“The depth of cricket in different parts of the Islands is not the same. In Trinidad and Tobago, my country, there’s cricket through the year: the Under-19s, the secondary-school [competitions]. So the younger girls are able to experience cricket in the form of T20 competitions, the 40-over games, and the knockouts. We even have some of the other girls coming over [to our island] and playing in our competitions. But not all the countries have a proper set-up to sustain the players. When you think about the level of domestic cricket being played there, it’s not something that could compete with the Australians and the English set-up.”
Aguilleira, who captained the side to the final of the 2013 World Cup and the semi-finals of the Women’s World T20 in 2010, 2012 and 2014, sounded a note of caution over finding replacements following the future retirements of senior players.
“If you look at the age group of the current West Indies players, a bunch of them will be going out at the same time. You don’t want a scenario where the team’s moving but there’s nobody to fill their place. So that’s something Cricket West Indies could look into and ensure the younger generation is nurtured.”

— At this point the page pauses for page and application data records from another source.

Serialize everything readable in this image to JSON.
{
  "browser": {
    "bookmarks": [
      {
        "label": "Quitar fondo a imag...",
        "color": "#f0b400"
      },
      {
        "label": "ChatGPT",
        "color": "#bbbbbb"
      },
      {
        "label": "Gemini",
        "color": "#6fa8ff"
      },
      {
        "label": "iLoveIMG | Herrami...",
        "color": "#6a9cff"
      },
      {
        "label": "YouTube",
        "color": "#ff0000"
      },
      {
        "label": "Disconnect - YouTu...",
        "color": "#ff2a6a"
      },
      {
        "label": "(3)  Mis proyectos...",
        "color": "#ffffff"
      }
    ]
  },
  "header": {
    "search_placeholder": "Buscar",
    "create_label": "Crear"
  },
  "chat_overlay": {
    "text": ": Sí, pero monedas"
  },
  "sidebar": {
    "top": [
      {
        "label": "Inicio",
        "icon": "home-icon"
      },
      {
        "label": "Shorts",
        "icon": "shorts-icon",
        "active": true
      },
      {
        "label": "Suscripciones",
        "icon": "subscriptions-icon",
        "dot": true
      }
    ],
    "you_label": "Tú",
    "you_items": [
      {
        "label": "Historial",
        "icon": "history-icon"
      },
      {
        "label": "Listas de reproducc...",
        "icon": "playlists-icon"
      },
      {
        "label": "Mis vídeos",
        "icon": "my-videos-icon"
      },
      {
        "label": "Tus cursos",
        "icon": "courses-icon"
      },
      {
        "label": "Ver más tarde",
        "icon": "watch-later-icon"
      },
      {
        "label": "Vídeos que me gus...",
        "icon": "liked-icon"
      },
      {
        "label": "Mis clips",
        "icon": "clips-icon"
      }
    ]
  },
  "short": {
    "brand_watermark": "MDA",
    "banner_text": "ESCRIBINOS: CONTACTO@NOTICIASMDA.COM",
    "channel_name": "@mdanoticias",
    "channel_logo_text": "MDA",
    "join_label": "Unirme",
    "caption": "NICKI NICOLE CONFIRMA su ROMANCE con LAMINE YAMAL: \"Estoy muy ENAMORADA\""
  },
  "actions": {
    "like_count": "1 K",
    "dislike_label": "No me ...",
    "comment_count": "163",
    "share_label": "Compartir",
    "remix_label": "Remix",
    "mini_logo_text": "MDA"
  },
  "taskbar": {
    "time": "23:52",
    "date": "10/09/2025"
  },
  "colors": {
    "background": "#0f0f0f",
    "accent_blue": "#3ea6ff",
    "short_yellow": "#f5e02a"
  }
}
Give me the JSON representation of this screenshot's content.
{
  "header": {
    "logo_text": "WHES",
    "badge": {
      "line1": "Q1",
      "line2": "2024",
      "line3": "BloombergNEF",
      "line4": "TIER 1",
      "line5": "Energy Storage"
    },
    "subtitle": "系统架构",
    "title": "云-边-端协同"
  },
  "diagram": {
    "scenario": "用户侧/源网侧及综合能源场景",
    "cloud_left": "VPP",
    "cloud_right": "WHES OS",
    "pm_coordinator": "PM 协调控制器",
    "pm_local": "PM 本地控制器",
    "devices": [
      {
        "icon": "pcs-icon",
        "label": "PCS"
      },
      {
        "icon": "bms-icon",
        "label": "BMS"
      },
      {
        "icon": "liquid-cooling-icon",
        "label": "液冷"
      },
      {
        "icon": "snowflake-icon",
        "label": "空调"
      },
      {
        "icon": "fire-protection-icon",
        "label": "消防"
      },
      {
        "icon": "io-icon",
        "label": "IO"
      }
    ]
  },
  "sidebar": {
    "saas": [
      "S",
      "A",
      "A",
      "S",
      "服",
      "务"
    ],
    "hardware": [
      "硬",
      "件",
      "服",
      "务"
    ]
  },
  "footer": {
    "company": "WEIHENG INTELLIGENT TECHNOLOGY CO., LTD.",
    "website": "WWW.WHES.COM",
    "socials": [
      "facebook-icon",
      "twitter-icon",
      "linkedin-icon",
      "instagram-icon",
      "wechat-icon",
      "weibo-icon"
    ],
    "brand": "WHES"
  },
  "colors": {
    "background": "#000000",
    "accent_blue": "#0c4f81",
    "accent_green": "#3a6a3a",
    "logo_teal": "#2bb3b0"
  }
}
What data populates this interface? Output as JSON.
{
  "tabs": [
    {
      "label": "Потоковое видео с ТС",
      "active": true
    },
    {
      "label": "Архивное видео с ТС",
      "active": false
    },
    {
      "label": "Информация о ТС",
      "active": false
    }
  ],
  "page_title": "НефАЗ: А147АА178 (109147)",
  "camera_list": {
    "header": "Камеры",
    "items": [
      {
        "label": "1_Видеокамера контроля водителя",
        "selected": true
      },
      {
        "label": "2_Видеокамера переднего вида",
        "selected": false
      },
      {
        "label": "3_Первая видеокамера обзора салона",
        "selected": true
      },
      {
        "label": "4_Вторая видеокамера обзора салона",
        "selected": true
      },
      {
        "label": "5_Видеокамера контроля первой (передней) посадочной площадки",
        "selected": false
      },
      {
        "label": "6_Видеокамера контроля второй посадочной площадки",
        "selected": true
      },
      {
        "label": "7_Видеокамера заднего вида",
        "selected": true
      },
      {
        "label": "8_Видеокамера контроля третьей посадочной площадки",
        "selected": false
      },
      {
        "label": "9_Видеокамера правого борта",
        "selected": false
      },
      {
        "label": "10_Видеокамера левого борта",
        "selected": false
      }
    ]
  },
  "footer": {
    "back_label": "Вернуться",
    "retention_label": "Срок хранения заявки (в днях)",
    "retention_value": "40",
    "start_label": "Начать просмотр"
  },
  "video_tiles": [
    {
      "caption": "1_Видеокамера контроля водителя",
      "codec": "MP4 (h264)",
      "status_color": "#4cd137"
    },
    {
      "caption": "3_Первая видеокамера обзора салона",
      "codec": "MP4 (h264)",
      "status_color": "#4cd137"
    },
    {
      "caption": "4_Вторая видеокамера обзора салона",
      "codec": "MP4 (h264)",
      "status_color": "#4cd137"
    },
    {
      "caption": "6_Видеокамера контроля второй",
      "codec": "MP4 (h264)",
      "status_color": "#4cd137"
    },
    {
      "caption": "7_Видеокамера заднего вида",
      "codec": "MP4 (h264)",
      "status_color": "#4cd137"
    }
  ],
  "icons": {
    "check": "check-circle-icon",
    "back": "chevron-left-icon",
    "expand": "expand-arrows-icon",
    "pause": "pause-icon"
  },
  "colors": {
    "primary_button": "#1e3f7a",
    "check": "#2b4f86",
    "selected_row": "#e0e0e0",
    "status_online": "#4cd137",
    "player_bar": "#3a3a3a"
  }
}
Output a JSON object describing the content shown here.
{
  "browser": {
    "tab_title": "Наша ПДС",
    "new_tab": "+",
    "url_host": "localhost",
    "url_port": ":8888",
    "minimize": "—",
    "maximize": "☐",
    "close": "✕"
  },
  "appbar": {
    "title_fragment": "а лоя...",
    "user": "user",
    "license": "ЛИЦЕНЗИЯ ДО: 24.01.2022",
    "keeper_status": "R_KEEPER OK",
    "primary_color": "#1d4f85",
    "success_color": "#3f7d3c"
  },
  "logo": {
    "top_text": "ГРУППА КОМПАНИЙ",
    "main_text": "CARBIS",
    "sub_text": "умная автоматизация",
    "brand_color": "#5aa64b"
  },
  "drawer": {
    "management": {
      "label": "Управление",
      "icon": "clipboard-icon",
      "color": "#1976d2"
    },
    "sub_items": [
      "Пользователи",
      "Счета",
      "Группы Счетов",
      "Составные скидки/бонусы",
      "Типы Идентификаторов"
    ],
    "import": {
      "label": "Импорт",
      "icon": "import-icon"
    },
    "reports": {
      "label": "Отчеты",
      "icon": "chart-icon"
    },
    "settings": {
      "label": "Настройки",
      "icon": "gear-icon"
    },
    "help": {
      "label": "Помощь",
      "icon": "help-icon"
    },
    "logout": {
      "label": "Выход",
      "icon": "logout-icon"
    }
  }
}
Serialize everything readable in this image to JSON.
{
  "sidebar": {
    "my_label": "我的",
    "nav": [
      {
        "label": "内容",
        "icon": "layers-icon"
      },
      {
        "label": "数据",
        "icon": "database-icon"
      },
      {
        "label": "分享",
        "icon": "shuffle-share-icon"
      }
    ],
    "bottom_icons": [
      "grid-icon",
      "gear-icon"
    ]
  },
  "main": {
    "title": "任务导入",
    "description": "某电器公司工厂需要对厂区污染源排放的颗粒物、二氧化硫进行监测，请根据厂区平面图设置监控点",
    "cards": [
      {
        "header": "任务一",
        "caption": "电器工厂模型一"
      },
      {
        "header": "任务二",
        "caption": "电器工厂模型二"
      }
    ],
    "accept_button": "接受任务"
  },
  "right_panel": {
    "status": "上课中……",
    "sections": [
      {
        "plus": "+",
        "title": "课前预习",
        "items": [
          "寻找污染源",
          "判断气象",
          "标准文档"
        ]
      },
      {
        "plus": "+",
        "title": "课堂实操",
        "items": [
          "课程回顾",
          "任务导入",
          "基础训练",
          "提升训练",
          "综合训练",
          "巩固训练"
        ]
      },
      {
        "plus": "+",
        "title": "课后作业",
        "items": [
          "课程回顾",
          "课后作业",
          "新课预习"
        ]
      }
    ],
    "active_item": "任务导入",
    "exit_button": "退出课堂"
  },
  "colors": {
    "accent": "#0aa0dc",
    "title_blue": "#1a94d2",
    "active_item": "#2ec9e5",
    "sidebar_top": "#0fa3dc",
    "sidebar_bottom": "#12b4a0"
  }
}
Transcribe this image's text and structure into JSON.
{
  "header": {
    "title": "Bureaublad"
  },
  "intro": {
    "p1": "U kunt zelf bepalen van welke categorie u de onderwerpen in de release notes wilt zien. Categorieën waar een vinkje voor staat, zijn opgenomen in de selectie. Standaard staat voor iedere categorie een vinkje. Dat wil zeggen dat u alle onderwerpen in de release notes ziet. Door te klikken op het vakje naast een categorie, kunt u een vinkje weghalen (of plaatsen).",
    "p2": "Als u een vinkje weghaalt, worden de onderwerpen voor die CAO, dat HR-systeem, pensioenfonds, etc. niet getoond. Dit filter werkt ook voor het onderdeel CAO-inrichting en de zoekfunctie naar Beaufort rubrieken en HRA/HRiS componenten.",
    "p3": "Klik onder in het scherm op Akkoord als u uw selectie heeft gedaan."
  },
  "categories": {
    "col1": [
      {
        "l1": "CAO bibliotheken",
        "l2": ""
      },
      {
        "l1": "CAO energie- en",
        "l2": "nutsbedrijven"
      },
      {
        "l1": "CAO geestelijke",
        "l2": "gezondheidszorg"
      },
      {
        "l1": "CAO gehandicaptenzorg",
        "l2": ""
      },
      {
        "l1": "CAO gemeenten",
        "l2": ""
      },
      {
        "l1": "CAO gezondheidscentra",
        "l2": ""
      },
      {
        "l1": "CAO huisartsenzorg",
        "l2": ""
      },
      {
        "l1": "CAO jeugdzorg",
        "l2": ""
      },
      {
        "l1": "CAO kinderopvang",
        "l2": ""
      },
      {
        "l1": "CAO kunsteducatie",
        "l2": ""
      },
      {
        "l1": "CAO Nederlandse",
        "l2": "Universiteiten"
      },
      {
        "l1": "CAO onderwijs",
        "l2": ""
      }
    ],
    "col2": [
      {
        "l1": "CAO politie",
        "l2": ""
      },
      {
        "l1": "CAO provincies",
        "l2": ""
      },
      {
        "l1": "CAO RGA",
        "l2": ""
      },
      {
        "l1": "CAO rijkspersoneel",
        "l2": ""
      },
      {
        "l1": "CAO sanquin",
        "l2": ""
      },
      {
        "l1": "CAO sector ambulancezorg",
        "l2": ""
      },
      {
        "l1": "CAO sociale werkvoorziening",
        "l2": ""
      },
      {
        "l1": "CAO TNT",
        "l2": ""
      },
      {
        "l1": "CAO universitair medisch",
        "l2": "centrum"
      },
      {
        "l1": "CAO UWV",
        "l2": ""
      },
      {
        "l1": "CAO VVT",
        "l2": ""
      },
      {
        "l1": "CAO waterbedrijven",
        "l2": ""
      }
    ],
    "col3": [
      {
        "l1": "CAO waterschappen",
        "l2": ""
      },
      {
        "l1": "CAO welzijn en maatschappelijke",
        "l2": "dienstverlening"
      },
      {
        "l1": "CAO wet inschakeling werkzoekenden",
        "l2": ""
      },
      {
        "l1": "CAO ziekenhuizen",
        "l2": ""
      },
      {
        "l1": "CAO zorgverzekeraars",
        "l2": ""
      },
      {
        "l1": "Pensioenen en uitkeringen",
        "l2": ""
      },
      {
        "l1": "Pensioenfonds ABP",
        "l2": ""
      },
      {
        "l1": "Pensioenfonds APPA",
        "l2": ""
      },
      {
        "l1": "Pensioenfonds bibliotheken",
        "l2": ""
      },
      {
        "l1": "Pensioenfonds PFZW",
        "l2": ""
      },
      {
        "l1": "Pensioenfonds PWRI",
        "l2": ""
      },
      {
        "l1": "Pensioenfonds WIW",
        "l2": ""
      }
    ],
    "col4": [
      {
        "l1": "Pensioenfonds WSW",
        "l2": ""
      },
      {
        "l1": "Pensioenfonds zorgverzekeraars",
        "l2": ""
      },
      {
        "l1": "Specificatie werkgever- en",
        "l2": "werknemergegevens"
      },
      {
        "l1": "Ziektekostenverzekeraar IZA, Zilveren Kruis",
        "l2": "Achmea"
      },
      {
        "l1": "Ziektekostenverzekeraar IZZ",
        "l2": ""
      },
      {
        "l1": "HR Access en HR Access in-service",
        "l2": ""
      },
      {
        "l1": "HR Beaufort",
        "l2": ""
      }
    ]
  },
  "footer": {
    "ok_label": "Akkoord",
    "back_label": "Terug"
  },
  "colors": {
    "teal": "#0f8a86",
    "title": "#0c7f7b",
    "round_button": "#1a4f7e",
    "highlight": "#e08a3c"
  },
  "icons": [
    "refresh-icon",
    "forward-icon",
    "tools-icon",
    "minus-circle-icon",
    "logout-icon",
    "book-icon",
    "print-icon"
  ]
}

Aguilera further pointed to “inadequate mental preparation” and a lack of match fitness in the lead up to the World Cup as reasons for the team’s underwhelming performance.
“We really need to be mentally tough; cricket is just so far beyond just your skills and your fitness level. Because we’re from different countries, we don’t come together as a team regularly enough. It’s just that [five-day] camp we had before the World Cup. So it’s vital we get to play more cricket together as a team and not just in our respective countries. That’s how we can identify our problems, fix those and be mentally ready.”
In a little over a year West Indies will be defending their World T20 title on home soil, but for now the significance of the Championship games, Aguillera said, is not lost on the side.
“As professional cricketers, the team understands the requirements of the different formats. As defending champions, we know how important the World T20 is for us. But we’ve also been a side who’ve dominated in 50-overs cricket.
“We were 2013 finalists and I think that hasn’t gone beyond us. We’re still fresh and thinking about those situations. It’s only about blocking out the negative and getting back on the winning ways with help from Hendy Springer [head coach] and Mr [Gus] Logie [assistant coach], and this series could well initiate that.”
Considering her team’s history of overcoming the odds and emerging champions, despite the system, that might not be mere fanciful thinking.